WHAT TO PRODUCE - Where does the word "experiencia" show up in the records? Copy every line that holds it.
[Opening EXTRACTED MATERIAL section]
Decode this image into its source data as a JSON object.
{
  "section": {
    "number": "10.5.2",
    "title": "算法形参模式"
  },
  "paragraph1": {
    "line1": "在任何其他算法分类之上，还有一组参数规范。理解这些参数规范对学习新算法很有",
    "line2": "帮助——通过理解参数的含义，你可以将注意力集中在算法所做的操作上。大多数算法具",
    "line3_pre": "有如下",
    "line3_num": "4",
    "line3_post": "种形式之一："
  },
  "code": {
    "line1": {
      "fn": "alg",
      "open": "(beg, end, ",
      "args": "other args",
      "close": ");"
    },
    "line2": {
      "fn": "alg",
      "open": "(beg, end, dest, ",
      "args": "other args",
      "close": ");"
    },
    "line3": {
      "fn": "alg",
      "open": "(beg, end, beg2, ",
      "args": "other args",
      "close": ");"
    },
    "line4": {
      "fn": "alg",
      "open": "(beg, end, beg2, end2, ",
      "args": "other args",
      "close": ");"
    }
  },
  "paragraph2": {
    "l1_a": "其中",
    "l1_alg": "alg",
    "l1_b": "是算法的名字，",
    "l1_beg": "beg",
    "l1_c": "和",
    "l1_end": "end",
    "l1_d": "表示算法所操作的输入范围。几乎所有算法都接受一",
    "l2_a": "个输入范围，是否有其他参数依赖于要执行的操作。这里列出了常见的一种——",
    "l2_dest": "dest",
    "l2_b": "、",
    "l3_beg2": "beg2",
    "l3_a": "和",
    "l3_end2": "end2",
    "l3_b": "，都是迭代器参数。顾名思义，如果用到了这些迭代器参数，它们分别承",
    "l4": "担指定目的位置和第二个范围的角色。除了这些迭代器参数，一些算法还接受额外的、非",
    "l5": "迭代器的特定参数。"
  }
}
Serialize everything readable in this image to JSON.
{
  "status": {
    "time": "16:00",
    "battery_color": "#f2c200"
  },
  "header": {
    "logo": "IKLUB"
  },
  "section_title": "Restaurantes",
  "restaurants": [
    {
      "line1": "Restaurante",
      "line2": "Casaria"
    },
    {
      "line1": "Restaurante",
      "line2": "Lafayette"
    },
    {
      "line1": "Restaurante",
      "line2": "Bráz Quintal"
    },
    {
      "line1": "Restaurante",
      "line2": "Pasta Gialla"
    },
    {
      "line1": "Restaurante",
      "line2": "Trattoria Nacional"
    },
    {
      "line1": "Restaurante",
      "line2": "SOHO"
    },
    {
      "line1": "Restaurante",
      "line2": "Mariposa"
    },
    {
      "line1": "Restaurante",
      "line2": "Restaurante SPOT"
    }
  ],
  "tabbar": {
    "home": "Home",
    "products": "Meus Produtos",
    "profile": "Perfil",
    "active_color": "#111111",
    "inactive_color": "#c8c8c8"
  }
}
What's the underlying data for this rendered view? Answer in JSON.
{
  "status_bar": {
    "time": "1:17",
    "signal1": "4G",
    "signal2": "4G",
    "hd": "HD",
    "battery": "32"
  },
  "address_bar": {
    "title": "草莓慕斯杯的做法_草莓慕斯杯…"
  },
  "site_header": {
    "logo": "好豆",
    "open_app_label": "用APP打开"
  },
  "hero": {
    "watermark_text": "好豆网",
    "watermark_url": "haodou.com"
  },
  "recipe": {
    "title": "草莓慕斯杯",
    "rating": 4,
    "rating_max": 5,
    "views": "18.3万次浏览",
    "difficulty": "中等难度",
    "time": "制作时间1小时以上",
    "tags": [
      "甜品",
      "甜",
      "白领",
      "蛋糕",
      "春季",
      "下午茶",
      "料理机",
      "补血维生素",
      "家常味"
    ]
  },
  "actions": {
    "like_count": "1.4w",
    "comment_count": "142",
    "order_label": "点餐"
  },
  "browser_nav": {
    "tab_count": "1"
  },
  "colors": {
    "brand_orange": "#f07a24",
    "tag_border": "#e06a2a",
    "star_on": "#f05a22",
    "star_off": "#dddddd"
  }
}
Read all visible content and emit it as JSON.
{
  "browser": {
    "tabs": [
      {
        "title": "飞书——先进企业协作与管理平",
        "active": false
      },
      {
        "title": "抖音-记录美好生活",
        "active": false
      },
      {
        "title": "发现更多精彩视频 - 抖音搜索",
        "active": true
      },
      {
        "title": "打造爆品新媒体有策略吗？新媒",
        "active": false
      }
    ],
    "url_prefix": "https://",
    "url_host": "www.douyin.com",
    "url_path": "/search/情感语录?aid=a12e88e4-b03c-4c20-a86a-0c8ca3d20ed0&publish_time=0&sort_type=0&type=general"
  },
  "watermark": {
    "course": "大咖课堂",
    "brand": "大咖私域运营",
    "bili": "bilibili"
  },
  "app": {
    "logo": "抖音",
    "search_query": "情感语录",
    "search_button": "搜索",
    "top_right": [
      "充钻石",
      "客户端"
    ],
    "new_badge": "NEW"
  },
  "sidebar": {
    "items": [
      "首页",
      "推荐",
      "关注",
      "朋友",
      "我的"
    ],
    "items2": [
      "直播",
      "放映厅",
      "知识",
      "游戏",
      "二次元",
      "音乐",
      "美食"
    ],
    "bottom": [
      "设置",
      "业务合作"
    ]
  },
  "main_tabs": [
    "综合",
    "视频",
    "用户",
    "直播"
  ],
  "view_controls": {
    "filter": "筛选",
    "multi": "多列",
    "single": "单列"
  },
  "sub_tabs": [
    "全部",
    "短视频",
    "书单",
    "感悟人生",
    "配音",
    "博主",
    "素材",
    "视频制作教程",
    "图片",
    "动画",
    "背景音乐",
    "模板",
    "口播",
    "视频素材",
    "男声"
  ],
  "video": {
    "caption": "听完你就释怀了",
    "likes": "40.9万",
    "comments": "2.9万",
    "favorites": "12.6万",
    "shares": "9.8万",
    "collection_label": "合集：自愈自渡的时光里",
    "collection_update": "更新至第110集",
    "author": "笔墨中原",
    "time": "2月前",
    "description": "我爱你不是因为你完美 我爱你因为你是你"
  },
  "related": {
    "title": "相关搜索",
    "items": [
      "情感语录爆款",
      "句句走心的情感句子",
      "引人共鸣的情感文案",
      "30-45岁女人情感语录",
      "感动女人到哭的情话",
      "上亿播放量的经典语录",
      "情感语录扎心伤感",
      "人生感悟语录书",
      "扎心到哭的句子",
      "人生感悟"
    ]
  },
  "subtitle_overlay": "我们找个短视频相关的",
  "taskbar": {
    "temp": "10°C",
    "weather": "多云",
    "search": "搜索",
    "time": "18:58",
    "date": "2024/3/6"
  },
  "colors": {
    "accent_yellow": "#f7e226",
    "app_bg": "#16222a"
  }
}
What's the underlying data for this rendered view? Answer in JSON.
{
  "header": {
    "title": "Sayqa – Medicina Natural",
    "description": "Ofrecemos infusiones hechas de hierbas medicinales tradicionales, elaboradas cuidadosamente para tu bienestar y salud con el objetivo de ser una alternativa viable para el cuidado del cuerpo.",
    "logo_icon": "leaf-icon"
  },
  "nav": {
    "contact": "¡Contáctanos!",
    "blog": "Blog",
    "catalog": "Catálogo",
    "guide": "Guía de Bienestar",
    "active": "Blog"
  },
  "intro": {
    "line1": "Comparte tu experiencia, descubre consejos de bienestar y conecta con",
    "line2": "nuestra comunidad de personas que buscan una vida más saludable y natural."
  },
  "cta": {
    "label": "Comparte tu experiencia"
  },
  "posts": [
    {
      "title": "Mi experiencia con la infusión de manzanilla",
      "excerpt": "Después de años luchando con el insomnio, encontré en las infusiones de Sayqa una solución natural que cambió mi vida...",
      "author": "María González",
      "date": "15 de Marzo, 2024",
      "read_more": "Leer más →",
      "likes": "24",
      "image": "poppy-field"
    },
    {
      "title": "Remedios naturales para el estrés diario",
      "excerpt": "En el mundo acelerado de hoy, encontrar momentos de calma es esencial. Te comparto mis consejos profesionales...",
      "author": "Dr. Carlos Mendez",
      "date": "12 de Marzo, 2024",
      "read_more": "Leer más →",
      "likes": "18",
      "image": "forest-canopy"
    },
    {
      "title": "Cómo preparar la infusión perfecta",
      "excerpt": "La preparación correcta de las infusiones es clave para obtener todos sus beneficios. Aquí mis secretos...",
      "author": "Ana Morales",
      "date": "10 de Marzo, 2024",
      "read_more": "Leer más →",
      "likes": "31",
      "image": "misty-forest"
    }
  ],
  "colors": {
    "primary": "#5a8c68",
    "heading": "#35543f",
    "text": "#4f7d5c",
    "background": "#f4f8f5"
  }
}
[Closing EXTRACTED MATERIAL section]
ANSWER TO THE PROBLEM -
    "line1": "Comparte tu experiencia, descubre consejos de bienestar y conecta con",
    "label": "Comparte tu experiencia"
      "title": "Mi experiencia con la infusión de manzanilla",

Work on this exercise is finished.